**WHAT YOU SHOULD DO:** Go through the data below line by line and count those containing the word "this". Reply with the count only.

**DATA TO USE:**
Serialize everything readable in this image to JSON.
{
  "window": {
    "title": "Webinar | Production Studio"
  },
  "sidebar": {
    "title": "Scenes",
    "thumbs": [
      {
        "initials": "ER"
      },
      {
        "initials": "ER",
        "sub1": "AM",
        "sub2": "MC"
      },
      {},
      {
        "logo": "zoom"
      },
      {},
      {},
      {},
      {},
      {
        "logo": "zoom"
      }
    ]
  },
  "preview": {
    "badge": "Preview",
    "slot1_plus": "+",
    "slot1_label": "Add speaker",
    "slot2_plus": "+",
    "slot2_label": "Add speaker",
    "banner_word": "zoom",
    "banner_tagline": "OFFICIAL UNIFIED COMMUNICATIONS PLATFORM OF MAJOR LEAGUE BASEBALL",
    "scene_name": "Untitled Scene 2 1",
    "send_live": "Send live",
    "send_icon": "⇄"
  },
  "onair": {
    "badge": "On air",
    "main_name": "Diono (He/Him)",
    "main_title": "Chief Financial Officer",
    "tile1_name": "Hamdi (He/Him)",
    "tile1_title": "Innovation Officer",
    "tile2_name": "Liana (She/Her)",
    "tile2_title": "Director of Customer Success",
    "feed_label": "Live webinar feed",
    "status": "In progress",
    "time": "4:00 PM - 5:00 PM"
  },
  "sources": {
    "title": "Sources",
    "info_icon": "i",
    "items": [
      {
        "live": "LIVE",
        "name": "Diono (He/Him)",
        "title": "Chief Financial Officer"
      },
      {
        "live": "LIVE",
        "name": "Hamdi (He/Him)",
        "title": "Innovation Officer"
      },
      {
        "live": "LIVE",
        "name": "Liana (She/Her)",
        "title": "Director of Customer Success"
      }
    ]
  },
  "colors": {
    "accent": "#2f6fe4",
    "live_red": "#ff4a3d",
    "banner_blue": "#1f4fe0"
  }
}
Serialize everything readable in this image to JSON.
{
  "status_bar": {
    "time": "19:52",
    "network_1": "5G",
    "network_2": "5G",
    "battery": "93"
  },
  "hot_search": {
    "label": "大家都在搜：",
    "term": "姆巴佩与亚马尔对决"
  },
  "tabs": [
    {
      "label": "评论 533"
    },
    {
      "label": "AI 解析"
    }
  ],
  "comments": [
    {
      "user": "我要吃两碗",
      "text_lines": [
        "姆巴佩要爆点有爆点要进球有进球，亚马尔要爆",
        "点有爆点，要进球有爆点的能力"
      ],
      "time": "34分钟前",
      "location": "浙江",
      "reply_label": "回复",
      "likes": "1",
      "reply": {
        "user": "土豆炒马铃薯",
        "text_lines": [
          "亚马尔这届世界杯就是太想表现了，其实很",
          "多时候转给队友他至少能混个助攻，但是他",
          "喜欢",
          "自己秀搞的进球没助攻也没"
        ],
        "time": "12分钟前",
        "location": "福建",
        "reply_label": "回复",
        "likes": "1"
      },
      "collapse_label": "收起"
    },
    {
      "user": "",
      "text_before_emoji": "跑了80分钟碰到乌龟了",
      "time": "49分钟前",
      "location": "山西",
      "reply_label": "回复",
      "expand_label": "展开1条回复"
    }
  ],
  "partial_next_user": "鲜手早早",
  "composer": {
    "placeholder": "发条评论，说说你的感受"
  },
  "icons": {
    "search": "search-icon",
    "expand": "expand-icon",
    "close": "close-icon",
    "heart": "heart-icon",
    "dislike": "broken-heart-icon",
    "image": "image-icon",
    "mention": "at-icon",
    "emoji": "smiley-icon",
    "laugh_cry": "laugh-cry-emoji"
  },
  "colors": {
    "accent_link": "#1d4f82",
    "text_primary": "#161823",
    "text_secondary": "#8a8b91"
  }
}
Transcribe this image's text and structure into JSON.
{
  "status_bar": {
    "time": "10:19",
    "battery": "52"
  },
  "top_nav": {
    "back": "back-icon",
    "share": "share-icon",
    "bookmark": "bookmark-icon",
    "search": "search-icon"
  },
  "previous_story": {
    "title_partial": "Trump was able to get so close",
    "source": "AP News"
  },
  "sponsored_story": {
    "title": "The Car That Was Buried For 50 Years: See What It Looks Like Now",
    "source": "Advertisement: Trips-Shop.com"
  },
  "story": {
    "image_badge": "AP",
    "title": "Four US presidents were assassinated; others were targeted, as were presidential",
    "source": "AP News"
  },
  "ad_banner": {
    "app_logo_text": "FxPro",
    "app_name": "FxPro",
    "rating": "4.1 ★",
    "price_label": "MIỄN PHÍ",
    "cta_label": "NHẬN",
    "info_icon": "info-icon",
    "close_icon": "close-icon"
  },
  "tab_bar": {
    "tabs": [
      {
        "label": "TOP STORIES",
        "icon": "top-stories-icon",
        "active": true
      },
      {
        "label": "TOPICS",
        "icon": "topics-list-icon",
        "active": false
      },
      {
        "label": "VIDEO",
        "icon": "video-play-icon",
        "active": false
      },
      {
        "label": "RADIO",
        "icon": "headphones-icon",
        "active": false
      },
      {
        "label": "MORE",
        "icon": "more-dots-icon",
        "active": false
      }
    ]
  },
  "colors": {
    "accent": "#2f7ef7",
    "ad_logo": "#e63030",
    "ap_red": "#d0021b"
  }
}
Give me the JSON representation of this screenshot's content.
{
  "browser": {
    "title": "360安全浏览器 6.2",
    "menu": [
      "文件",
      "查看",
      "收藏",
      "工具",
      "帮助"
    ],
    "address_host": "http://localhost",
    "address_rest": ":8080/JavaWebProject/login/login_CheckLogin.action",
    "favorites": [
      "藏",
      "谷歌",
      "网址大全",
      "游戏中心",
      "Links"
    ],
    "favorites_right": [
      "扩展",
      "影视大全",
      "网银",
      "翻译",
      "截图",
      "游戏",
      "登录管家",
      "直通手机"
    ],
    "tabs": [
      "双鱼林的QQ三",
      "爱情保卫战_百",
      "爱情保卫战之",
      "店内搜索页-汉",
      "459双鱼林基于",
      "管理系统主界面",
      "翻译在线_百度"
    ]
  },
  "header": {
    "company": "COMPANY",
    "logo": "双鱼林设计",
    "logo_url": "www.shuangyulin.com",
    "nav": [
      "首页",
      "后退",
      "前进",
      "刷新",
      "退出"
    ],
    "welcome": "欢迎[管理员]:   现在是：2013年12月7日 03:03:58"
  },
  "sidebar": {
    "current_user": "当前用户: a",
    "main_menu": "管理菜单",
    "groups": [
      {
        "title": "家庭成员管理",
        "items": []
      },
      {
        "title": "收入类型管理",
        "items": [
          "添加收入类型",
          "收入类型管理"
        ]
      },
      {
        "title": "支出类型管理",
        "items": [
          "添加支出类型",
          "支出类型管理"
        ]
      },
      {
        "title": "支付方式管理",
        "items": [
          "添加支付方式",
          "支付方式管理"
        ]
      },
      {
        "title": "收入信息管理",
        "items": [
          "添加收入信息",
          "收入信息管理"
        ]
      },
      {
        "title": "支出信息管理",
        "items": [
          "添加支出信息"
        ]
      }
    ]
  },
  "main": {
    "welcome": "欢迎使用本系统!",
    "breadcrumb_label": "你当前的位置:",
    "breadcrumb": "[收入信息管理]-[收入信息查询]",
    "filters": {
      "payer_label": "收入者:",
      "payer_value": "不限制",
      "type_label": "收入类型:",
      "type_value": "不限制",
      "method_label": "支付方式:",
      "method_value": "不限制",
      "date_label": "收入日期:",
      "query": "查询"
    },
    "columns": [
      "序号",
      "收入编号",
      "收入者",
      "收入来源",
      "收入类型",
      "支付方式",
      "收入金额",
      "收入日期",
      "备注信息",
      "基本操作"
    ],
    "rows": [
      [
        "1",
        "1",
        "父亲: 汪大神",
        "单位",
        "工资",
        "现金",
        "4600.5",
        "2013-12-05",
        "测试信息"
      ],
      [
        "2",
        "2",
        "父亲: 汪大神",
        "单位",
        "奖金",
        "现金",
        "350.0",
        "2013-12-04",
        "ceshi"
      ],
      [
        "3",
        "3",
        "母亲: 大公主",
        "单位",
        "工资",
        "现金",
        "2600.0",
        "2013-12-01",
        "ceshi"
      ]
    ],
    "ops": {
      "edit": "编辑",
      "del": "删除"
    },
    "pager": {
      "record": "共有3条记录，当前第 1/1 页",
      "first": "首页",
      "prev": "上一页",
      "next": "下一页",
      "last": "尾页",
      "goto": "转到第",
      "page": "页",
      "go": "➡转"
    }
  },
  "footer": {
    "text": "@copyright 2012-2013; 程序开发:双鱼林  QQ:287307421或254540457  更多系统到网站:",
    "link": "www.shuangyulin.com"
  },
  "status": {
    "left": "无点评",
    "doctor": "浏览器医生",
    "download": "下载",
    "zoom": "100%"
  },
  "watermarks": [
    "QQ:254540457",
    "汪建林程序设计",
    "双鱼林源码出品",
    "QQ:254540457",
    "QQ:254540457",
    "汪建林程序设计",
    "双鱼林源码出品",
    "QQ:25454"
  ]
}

**YOUR RESPONSE:** 4